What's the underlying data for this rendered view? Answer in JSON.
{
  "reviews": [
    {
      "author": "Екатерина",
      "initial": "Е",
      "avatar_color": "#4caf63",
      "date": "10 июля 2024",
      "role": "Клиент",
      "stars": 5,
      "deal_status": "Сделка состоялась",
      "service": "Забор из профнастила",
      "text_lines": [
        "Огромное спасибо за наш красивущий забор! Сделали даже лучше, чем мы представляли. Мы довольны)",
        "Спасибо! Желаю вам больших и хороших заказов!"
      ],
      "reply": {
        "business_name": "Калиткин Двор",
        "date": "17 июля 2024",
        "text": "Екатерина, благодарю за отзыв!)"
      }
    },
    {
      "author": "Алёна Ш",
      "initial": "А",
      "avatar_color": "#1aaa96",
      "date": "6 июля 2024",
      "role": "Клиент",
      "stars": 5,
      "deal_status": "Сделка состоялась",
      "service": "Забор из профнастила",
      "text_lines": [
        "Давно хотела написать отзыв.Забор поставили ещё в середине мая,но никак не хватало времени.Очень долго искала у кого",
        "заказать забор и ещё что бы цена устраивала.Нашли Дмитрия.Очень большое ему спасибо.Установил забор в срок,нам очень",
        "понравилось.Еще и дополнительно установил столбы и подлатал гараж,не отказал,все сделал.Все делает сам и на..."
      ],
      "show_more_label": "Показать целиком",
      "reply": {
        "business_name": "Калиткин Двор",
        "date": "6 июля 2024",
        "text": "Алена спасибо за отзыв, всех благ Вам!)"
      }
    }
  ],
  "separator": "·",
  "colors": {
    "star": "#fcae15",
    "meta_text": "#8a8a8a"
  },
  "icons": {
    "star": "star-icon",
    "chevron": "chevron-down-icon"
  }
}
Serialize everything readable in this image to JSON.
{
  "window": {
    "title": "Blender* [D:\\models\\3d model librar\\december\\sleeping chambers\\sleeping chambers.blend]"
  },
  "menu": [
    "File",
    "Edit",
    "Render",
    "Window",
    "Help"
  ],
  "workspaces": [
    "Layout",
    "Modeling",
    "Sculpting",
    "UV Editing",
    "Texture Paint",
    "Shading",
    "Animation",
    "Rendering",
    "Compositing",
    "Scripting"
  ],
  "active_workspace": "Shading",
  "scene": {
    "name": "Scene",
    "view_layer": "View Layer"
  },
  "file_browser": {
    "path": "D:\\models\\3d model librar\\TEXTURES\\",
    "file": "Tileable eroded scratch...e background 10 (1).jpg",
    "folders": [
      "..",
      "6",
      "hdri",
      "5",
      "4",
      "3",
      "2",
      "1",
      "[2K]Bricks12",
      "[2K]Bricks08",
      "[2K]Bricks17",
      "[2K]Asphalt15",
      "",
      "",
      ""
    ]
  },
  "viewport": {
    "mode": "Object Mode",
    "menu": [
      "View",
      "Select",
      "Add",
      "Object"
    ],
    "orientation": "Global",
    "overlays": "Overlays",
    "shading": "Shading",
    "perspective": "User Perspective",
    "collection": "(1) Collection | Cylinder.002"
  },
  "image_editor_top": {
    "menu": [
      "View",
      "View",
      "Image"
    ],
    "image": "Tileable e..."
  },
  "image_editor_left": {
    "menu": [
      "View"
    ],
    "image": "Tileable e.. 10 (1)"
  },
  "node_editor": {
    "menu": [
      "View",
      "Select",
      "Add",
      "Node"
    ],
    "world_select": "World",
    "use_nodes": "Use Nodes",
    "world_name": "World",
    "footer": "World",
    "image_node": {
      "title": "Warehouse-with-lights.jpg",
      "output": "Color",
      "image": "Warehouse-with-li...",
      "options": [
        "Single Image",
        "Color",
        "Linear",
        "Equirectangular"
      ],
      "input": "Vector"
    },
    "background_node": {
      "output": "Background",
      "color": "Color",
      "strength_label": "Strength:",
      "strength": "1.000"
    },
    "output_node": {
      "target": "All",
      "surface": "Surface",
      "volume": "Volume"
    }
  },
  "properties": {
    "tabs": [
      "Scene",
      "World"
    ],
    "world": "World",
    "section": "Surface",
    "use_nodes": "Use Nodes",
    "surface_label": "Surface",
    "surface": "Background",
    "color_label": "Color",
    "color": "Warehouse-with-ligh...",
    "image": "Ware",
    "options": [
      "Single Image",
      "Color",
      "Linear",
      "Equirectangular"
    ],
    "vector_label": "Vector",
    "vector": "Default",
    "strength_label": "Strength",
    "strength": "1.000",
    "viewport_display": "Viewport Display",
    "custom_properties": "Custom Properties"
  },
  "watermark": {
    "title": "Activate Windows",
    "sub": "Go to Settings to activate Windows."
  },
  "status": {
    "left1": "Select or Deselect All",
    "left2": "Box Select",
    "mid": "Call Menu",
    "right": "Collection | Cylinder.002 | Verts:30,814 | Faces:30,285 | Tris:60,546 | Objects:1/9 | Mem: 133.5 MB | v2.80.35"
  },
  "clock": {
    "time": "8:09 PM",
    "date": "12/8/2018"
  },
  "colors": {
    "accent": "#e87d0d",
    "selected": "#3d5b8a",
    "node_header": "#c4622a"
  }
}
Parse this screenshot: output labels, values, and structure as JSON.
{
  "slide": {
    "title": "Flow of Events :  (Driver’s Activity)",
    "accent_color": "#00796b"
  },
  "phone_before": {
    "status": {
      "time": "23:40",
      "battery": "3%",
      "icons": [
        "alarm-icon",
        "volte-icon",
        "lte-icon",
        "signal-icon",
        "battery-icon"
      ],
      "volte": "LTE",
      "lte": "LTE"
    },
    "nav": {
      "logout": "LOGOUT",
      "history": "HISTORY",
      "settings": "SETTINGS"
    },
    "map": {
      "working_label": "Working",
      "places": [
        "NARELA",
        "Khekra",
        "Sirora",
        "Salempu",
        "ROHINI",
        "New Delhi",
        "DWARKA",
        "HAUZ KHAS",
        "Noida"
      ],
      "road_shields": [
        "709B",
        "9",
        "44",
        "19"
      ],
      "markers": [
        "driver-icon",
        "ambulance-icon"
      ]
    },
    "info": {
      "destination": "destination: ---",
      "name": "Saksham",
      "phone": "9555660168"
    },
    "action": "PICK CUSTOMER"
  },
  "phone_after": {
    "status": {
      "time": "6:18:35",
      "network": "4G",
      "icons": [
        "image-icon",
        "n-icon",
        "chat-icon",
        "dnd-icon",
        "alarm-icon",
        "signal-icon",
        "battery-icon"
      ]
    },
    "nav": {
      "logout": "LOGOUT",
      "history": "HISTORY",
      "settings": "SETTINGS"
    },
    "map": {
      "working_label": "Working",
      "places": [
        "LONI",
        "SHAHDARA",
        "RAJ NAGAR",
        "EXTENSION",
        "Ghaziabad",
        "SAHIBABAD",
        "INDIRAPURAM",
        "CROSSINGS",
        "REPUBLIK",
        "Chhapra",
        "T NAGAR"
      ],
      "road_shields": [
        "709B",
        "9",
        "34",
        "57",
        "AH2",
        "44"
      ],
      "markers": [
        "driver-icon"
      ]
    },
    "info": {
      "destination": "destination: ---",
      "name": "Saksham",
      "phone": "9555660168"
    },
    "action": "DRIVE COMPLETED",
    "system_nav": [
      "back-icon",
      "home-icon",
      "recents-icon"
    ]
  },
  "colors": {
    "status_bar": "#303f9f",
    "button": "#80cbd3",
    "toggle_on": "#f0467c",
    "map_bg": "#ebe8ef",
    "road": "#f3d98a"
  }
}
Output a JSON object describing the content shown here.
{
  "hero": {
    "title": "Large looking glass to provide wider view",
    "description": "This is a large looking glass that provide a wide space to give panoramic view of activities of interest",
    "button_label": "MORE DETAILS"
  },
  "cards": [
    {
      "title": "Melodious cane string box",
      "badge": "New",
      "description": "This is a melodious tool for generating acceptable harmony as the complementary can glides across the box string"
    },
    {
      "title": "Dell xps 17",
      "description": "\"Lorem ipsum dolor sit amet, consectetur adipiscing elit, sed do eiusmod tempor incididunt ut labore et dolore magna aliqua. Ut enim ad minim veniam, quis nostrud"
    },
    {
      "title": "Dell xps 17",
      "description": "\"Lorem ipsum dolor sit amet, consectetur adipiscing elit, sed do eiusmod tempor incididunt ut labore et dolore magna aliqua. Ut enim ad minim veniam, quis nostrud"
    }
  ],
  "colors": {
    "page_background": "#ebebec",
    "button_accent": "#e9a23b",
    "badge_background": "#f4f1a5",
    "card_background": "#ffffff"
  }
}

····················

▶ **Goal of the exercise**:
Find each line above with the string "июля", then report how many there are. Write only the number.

▶ **Expected answer**:
4